▸ Prompt: Filter the entries below, keeping every line that has the word "icon".

── Records for the task

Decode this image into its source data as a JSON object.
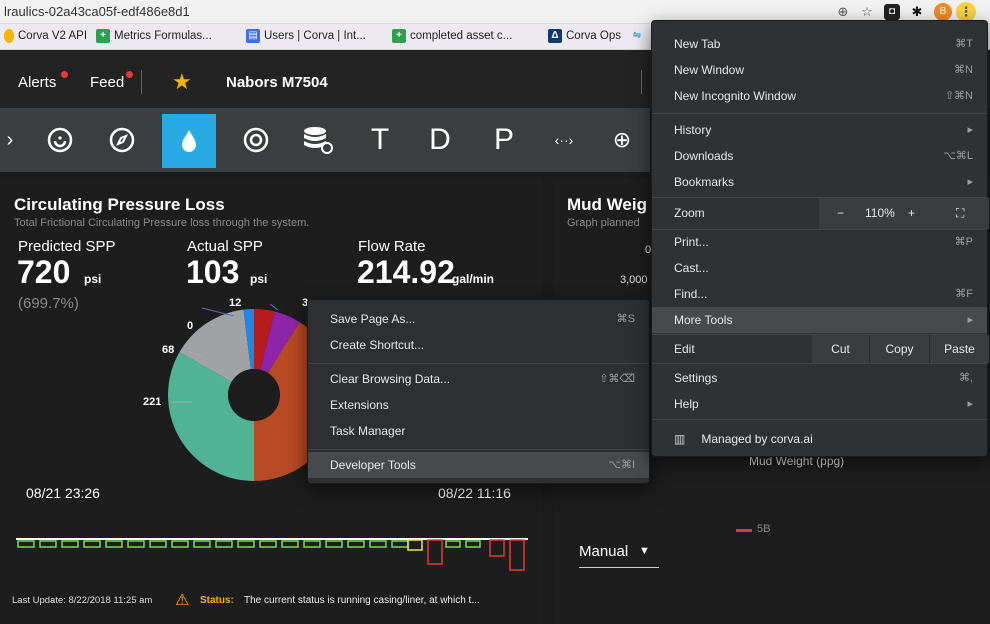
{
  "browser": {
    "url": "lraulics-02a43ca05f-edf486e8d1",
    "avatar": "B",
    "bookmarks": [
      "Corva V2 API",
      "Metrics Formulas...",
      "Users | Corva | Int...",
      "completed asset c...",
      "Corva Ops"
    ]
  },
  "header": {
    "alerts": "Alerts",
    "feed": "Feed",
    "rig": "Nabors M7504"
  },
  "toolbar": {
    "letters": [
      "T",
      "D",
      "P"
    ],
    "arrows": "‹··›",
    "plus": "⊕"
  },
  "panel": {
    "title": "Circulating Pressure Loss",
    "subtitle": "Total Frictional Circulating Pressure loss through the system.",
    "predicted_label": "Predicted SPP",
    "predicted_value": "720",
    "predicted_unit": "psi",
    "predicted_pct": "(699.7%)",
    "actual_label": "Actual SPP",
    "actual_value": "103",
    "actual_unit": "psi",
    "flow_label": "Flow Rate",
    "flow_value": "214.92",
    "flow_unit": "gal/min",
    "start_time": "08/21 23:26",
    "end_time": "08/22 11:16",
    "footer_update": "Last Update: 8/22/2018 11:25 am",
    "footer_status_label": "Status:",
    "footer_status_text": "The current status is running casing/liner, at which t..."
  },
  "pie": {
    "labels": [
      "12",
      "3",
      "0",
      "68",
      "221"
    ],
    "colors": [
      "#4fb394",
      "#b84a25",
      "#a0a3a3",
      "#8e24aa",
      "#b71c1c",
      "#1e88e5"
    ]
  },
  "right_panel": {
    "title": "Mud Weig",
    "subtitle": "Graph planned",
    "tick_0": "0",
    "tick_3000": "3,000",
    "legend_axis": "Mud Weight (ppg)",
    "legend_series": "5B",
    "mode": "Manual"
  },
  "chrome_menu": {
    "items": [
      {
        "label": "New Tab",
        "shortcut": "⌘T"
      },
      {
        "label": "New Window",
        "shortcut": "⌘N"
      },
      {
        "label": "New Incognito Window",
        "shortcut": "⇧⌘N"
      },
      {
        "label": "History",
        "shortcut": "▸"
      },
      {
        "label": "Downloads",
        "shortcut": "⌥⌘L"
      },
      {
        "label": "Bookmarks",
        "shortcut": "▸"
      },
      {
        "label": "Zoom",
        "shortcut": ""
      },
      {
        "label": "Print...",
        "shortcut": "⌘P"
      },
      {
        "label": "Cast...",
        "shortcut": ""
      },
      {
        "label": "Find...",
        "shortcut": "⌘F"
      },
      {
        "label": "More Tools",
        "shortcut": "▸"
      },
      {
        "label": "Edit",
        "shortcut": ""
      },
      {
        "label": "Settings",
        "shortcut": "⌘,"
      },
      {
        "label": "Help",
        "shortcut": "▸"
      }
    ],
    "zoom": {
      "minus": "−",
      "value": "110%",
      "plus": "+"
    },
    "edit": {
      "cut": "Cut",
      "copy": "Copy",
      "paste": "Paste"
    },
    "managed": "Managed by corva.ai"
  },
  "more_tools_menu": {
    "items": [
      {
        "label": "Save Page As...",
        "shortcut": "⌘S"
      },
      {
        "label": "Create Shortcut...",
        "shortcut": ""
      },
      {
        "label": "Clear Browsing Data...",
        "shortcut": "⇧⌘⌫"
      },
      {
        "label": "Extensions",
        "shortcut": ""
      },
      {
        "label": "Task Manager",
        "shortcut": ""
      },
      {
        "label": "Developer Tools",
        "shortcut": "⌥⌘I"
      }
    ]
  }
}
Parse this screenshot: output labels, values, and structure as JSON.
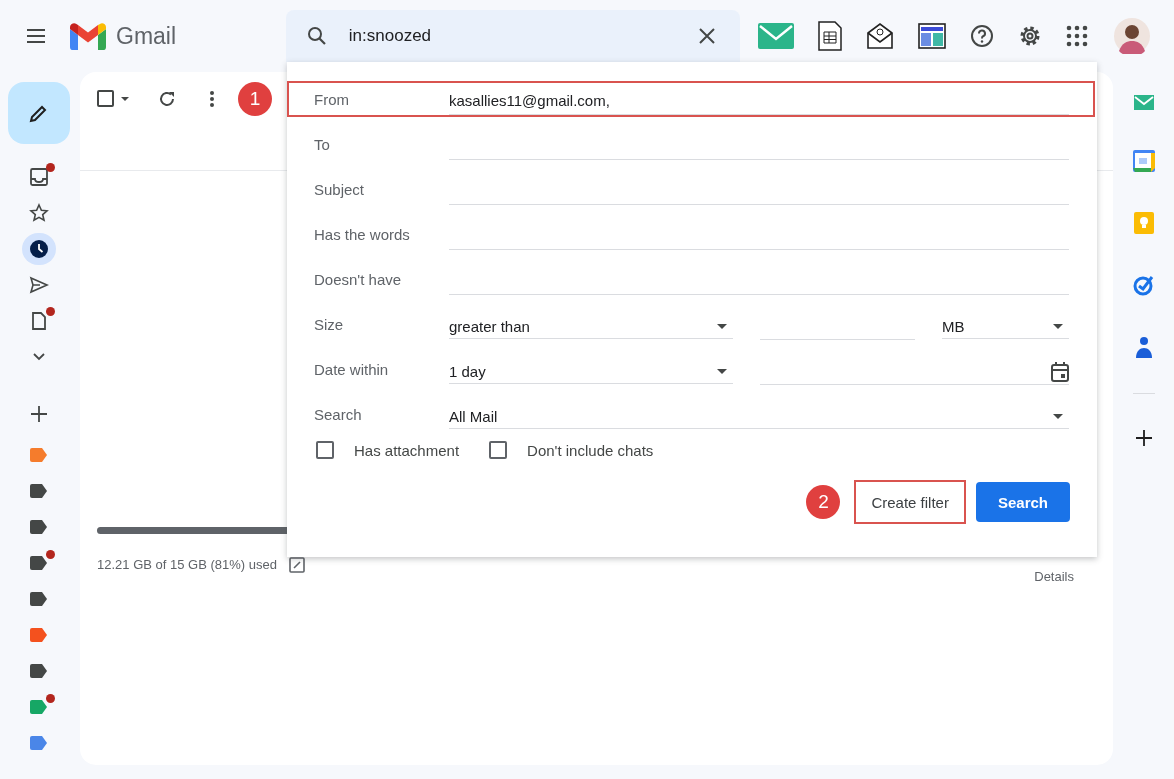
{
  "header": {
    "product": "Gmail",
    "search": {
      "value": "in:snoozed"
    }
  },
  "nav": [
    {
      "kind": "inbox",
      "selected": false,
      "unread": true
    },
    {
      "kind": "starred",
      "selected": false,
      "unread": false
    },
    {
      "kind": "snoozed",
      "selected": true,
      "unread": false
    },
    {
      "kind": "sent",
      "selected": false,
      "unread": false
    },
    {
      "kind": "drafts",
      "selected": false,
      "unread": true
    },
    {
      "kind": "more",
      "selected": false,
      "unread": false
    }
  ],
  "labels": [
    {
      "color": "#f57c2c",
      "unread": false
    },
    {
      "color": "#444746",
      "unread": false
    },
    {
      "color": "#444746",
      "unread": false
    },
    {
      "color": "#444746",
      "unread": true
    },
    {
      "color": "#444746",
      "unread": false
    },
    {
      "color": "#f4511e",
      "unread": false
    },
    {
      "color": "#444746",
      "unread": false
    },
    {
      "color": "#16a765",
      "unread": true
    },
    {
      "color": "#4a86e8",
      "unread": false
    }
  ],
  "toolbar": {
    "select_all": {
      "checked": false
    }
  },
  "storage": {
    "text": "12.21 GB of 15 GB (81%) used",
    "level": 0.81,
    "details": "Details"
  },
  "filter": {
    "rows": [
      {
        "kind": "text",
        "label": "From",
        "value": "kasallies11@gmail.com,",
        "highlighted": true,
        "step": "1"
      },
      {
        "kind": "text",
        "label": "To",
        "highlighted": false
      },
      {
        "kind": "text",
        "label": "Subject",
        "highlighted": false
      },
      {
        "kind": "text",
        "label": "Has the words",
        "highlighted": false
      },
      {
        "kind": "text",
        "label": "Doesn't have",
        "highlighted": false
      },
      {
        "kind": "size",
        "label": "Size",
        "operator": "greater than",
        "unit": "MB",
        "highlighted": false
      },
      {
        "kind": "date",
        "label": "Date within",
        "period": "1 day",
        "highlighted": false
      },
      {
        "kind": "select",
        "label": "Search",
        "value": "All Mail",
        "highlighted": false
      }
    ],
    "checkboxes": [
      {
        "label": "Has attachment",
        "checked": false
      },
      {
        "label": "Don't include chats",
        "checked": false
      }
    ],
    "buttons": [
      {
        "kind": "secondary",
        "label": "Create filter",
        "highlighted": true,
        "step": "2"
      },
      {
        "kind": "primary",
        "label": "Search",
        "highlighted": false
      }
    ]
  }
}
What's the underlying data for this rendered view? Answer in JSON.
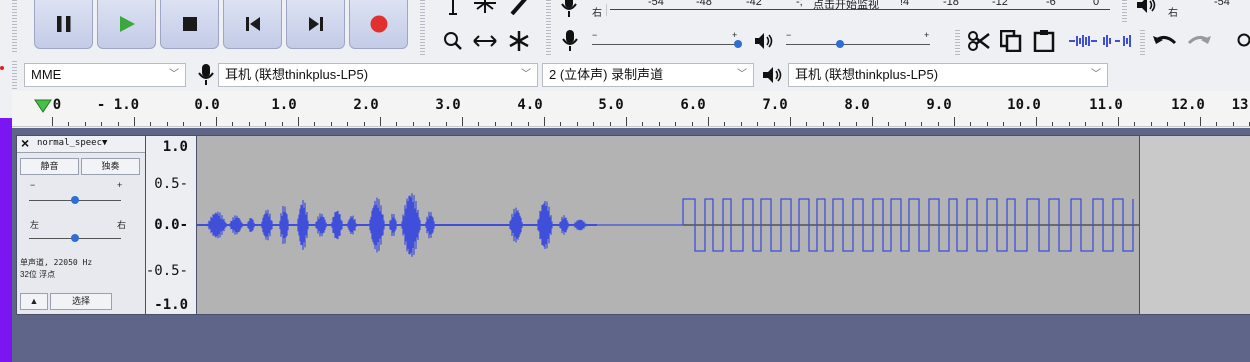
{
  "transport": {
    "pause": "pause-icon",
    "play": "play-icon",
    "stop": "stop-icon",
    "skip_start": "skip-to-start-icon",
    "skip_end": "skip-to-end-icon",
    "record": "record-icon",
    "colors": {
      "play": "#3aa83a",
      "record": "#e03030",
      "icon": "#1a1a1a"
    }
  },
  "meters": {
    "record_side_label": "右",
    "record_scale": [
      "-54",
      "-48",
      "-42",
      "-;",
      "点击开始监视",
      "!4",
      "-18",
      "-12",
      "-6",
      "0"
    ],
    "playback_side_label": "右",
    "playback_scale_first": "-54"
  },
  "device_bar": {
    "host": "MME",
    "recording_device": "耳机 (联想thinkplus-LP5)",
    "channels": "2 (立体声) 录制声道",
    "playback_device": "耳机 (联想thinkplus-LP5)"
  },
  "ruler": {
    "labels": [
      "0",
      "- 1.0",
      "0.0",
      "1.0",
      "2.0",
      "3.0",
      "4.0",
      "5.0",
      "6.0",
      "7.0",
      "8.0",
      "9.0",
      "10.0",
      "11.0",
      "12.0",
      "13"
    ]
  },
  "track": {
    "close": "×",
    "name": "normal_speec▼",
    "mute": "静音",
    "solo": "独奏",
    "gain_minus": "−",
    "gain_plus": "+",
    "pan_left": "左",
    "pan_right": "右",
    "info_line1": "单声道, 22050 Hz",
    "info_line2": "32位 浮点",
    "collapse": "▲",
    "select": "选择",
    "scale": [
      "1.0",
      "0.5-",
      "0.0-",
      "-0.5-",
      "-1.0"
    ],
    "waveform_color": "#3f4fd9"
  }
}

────

▸ Answer:
    "pause": "pause-icon",
    "play": "play-icon",
    "stop": "stop-icon",
    "skip_start": "skip-to-start-icon",
    "skip_end": "skip-to-end-icon",
    "record": "record-icon",
      "icon": "#1a1a1a"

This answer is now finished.